Most important, of course, we have seen the financial services industry lure people into mortgages they could not afford to pay, which is one of the basic reasons we are tonight in the midst of all of this. We have a bailout package today which says to the middle class that you are being asked to place at risk $700 billion, which is $2,200 for every man, woman, and child in this country. You are being asked to do that in order to undo the damage caused by this excessive Wall Street greed. In other words, the “Masters of the Universe,” those brilliant Wall Street insiders who have made more money than the average American can even dream of, have brought our financial system to the brink of collapse, and now, as the American and world financial systems teeter on the edge of a meltdown, these multimillionaires are demanding that the middle class, which has already suffered under Bush’s disastrous economic policies, pick up the pieces they broke.

That is wrong and that is something I will not support. The major point I want to make this evening is, if we are going to bail out Wall Street, it should be those people who have caused the problem, those people who have benefited from Bush’s tax breaks for millionaires and billionaires, those people who have taken advantage of deregulation–those people are the people who should pick up the tab and not ordinary working people.

Obama’s support of the bailout didn’t come cheap.  With more than $9.8 millon rasised from the securities and investment industry, nobody can question that he is morally compromised himself by accepting $691,900 from Goldman Sachs, $448,600 from Citigroup,  $442,919 JP Morgan,  $404,750 from UBS, $370,500 from Lehman Bros, and $318,00 from Morgan Stanley.   These six investment houses and brokerages kicked in $2,676,739 to the Obama coffers alone. 

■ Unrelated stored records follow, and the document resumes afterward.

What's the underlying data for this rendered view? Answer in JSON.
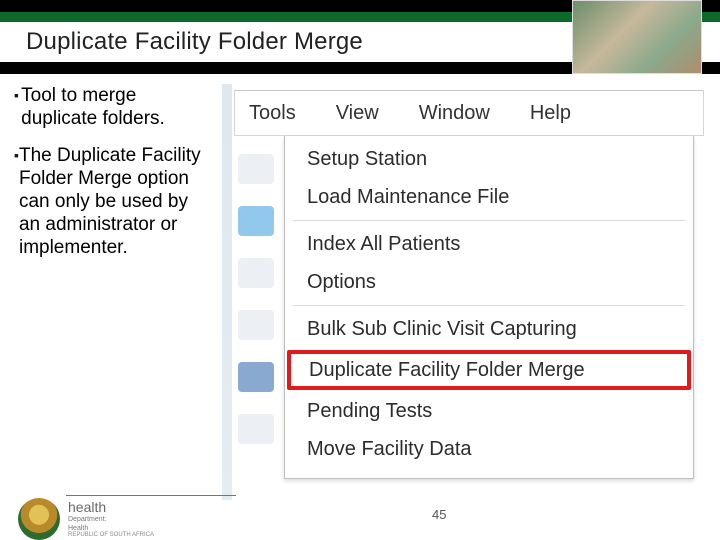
{
  "header": {
    "title": "Duplicate Facility Folder Merge"
  },
  "bullets": [
    "Tool to merge duplicate folders.",
    "The Duplicate Facility Folder Merge option can only be used by an administrator or implementer."
  ],
  "menubar": {
    "items": [
      "Tools",
      "View",
      "Window",
      "Help"
    ]
  },
  "tools_menu": {
    "items": [
      {
        "label": "Setup Station"
      },
      {
        "label": "Load Maintenance File"
      },
      {
        "sep": true
      },
      {
        "label": "Index All Patients"
      },
      {
        "label": "Options"
      },
      {
        "sep": true
      },
      {
        "label": "Bulk Sub Clinic Visit Capturing"
      },
      {
        "label": "Duplicate Facility Folder Merge",
        "highlight": true
      },
      {
        "label": "Pending Tests"
      },
      {
        "label": "Move Facility Data"
      }
    ]
  },
  "footer": {
    "dept": "health",
    "line2": "Department:",
    "line3": "Health",
    "line4": "REPUBLIC OF SOUTH AFRICA",
    "page": "45"
  }
}
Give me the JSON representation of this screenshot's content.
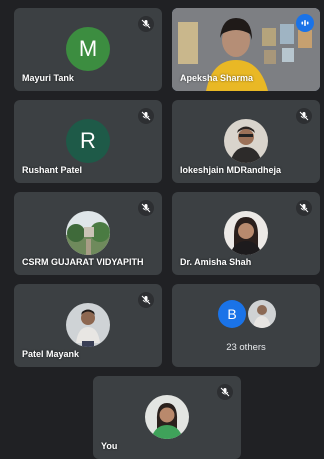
{
  "participants": [
    {
      "name": "Mayuri Tank",
      "initial": "M",
      "avatar_color": "#3c8d40",
      "muted": true
    },
    {
      "name": "Apeksha Sharma",
      "muted": false,
      "speaking": true
    },
    {
      "name": "Rushant Patel",
      "initial": "R",
      "avatar_color": "#1e5a48",
      "muted": true
    },
    {
      "name": "lokeshjain MDRandheja",
      "muted": true
    },
    {
      "name": "CSRM GUJARAT VIDYAPITH",
      "muted": true
    },
    {
      "name": "Dr. Amisha Shah",
      "muted": true
    },
    {
      "name": "Patel Mayank",
      "muted": true
    }
  ],
  "others": {
    "initial": "B",
    "avatar_color": "#1a73e8",
    "label": "23 others"
  },
  "self": {
    "name": "You",
    "muted": true
  },
  "colors": {
    "background": "#202124",
    "tile": "#3c4043",
    "active_border": "#8ab4f8",
    "speaking_badge": "#1a73e8"
  }
}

I like what I’ve read on Obama’s website about his proposals regarding predatory lending and his legislative record, but this Wall Street Bailout vote negates most of that in my mind and I am not at all happy about it.  Also missing is any real commitment to reimposing the Glass Steagall act reforms of the New Deal Era that separated investment banking from commercial banking and insurance and protected American consumers from monopoly and speculation. Votes like this underscore the necessity of campaign finance reform.  

Senator Sanders offered an amendment to the Wall Street Bailout that would have raised taxes on those making $500,000 or more to pay for the bailout and it failed on a voice vote.   I would have loved to have seen whether Obama’s lips moved yea or nay or whether they were on the floor at all.